Election night of 2010 was a hard night for many liberals to go through. Many worthy and genuine candidates fell victim to a Republican wave that destroyed almost everyone that was in it’s path. None seemed to embody this more than Sen. Russ Feingold, who lost his bid for a fourth term to Oshkosh businessman, Ron Johnson.
Less than a year has passed and Feingold’s name is already being drawn back out as a potential candidate for U.S. Senate in the wake of Sen. Herb Kohl’s announced retirement. Feingold himself has acknowledged that he is thinking about running again and will make his plans known by Labor Day. But would a Feingold candidacy be assured a victory and redeem the progressive movement or could it be a disaster that sets us back even further?
As wonderful as it would be for Feingold to get back into the US Senate, his candidacy could present several problems. The biggest one would be Feingold’s unwillingness to take outside money from organizations like the DSCC and the DNC. This put Feingold at a terrible disadvantage last year in facing a very rich opponent and unlimited spending by PACs putting out material against him. With Feingold’s new organization, Progressives United, leading the fight against the Citizens United ruling in the Supreme Court, it does not seem likely that Feingold will go back on this promise.

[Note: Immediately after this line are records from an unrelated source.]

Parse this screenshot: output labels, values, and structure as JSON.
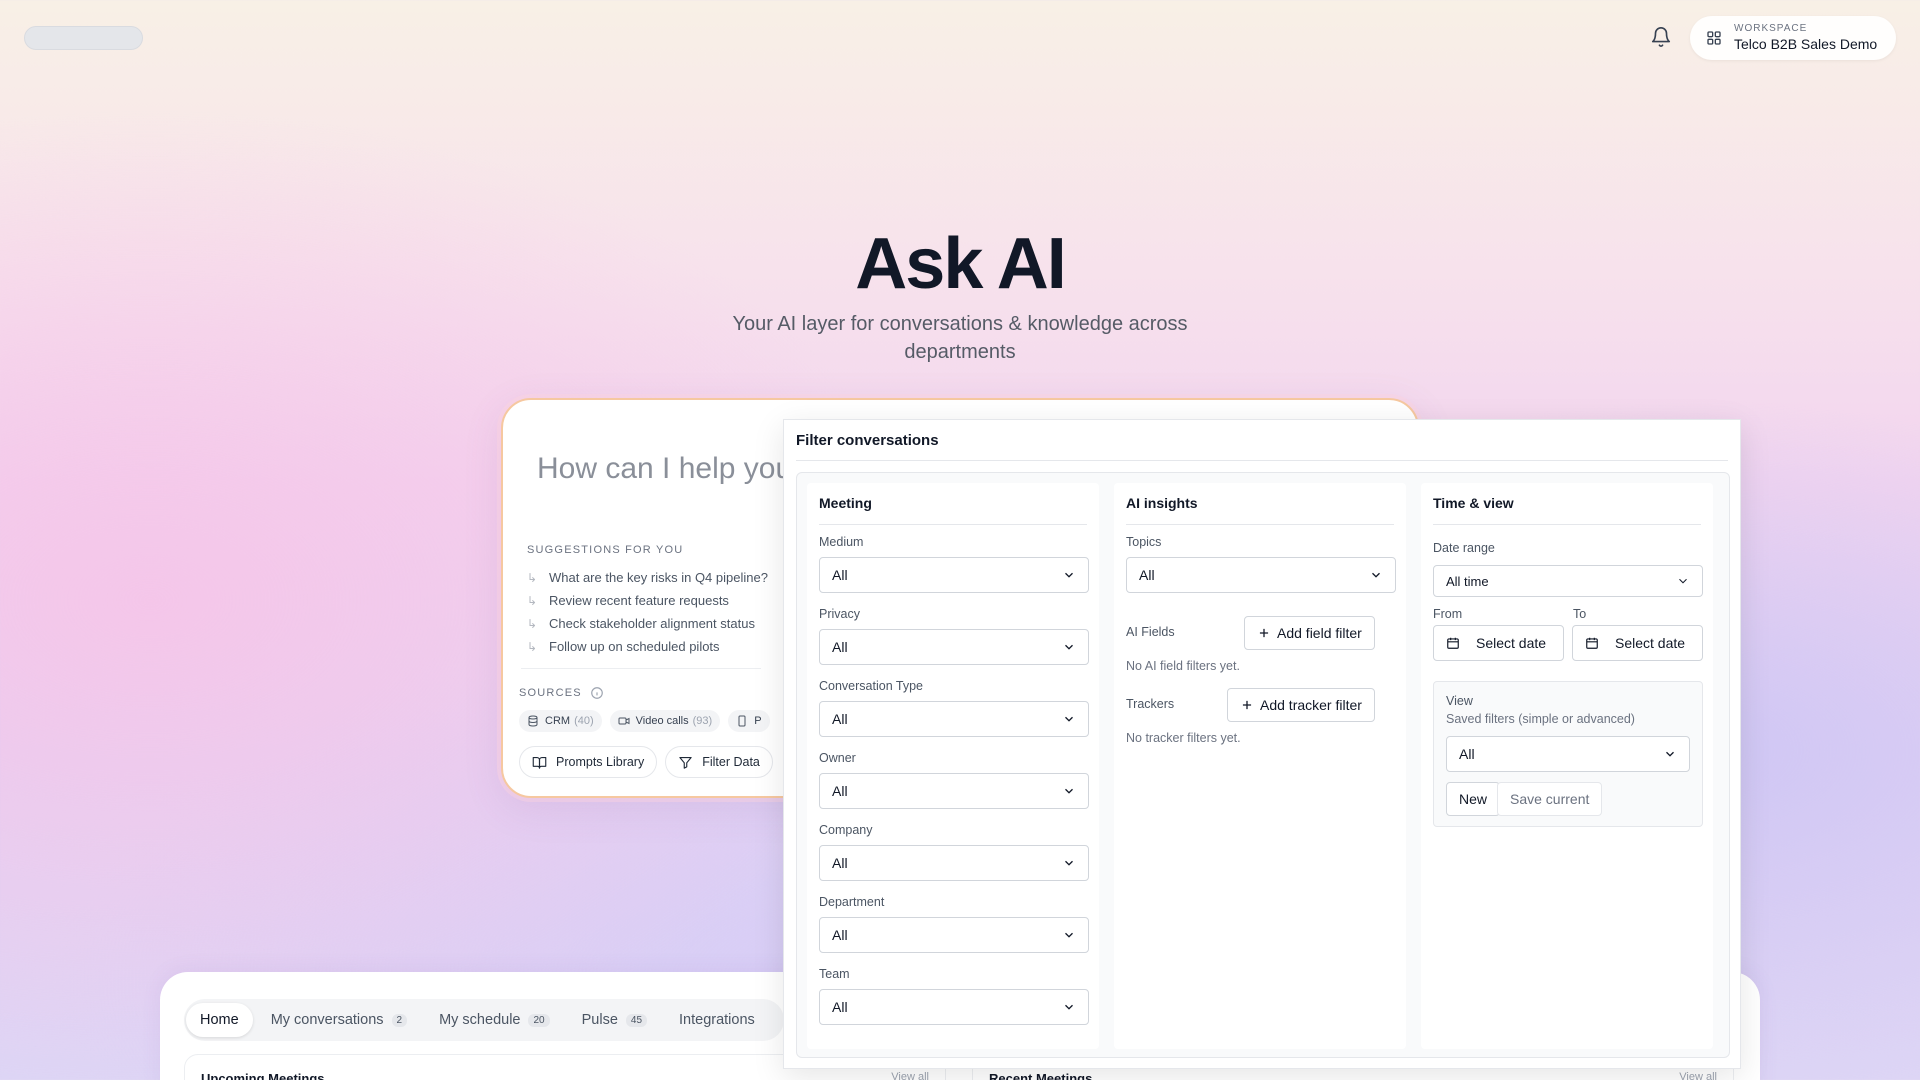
{
  "topbar": {
    "bell_icon": "bell-icon",
    "workspace": {
      "kicker": "WORKSPACE",
      "name": "Telco B2B Sales Demo",
      "icon": "grid-icon"
    }
  },
  "hero": {
    "title": "Ask AI",
    "subtitle": "Your AI layer for conversations & knowledge across departments"
  },
  "ask": {
    "placeholder": "How can I help you",
    "suggestions_heading": "SUGGESTIONS FOR YOU",
    "suggestions": [
      "What are the key risks in Q4 pipeline?",
      "Review recent feature requests",
      "Check stakeholder alignment status",
      "Follow up on scheduled pilots"
    ],
    "sources_heading": "SOURCES",
    "sources": [
      {
        "label": "CRM",
        "count": "(40)",
        "icon": "database-icon"
      },
      {
        "label": "Video calls",
        "count": "(93)",
        "icon": "video-icon"
      },
      {
        "label": "P",
        "count": "",
        "icon": "phone-icon"
      }
    ],
    "prompts_library": "Prompts Library",
    "filter_data": "Filter Data"
  },
  "bottom": {
    "tabs": [
      {
        "label": "Home",
        "badge": ""
      },
      {
        "label": "My conversations",
        "badge": "2"
      },
      {
        "label": "My schedule",
        "badge": "20"
      },
      {
        "label": "Pulse",
        "badge": "45"
      },
      {
        "label": "Integrations",
        "badge": ""
      }
    ],
    "upcoming_title": "Upcoming Meetings",
    "recent_title": "Recent Meetings",
    "view_all": "View all"
  },
  "filter": {
    "title": "Filter conversations",
    "meeting": {
      "heading": "Meeting",
      "fields": [
        {
          "label": "Medium",
          "value": "All"
        },
        {
          "label": "Privacy",
          "value": "All"
        },
        {
          "label": "Conversation Type",
          "value": "All"
        },
        {
          "label": "Owner",
          "value": "All"
        },
        {
          "label": "Company",
          "value": "All"
        },
        {
          "label": "Department",
          "value": "All"
        },
        {
          "label": "Team",
          "value": "All"
        }
      ]
    },
    "ai_insights": {
      "heading": "AI insights",
      "topics_label": "Topics",
      "topics_value": "All",
      "ai_fields_label": "AI Fields",
      "add_field_filter": "Add field filter",
      "no_ai_fields": "No AI field filters yet.",
      "trackers_label": "Trackers",
      "add_tracker_filter": "Add tracker filter",
      "no_trackers": "No tracker filters yet."
    },
    "time_view": {
      "heading": "Time & view",
      "date_range_label": "Date range",
      "date_range_value": "All time",
      "from_label": "From",
      "to_label": "To",
      "select_date": "Select date",
      "view_label": "View",
      "view_hint": "Saved filters (simple or advanced)",
      "view_value": "All",
      "new_button": "New",
      "save_current": "Save current"
    }
  }
}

The other problem that Feingold will face is the messaging his campaign will try to establish. In 2010, Feingold tried to reassert himself as someone who would stand up to the special interests of Washington and a champion of the middle class. But after spending 18 years as a senator in DC, it was very hard for Feingold to keep that type of image. It also did not help him that during his debates with Ron Johnson, Feingold would continuously mention organizations, such as the CBO, that would only make him look more like a lackey of Beltway culture. Feingold’s commercials, which usually had the tone of being eccentric but genuine, seemed confusing and part of a desperate strategy. Feingold’s inability to put the right message in his campaign makes a potential 2012 candidacy anything but a sure thing.
But the points that go in favor of a Feingold candidacy cannot be ignored either. If Feingold were to throw his hat into this ring, he would certainly be the most popular and familiar candidate to the Wisconsin electorate. He would not have to spend time and money defining himself to voters. He would also bring a very loyal base of people that would be willing to not only give money, but also give time to campaign for him.
Feingold would also be facing a much higher voter turnout in 2012 with President Obama being on the ballot, which would have an increase in younger and minority voters, who tend to break for the Democrats. Plus, there is also the fact that even though the GOP did very well in Wisconsin last year, the electorate is not happy with their actions in governing. This provides Feingold with someone to compare himself favorably to.
But the ultimate thing to watch, should Feingold enter this race, would be whether Feingold can learn from the mistakes he made last time. He would need to run a very aggressive campaign that goes after his opponents ferociously, he needs to speak with terms that he knew before he arrived in Washington and he needs to establish a clear message.
Of course, this is all assuming Feingold wants to run in the first place, which many people are not too sure of in the first place. Feingold will not run if his heart is not completely in this. But if he wants it, can be aggressive and learn from the mistakes that cost him his job last year, a return to the Senate for Russ Feingold would be a very possible scenario. Will it provide liberal redemption for the losses the left faced in 2010? Not entirely, but I know that the victory will be a very sweet one indeed.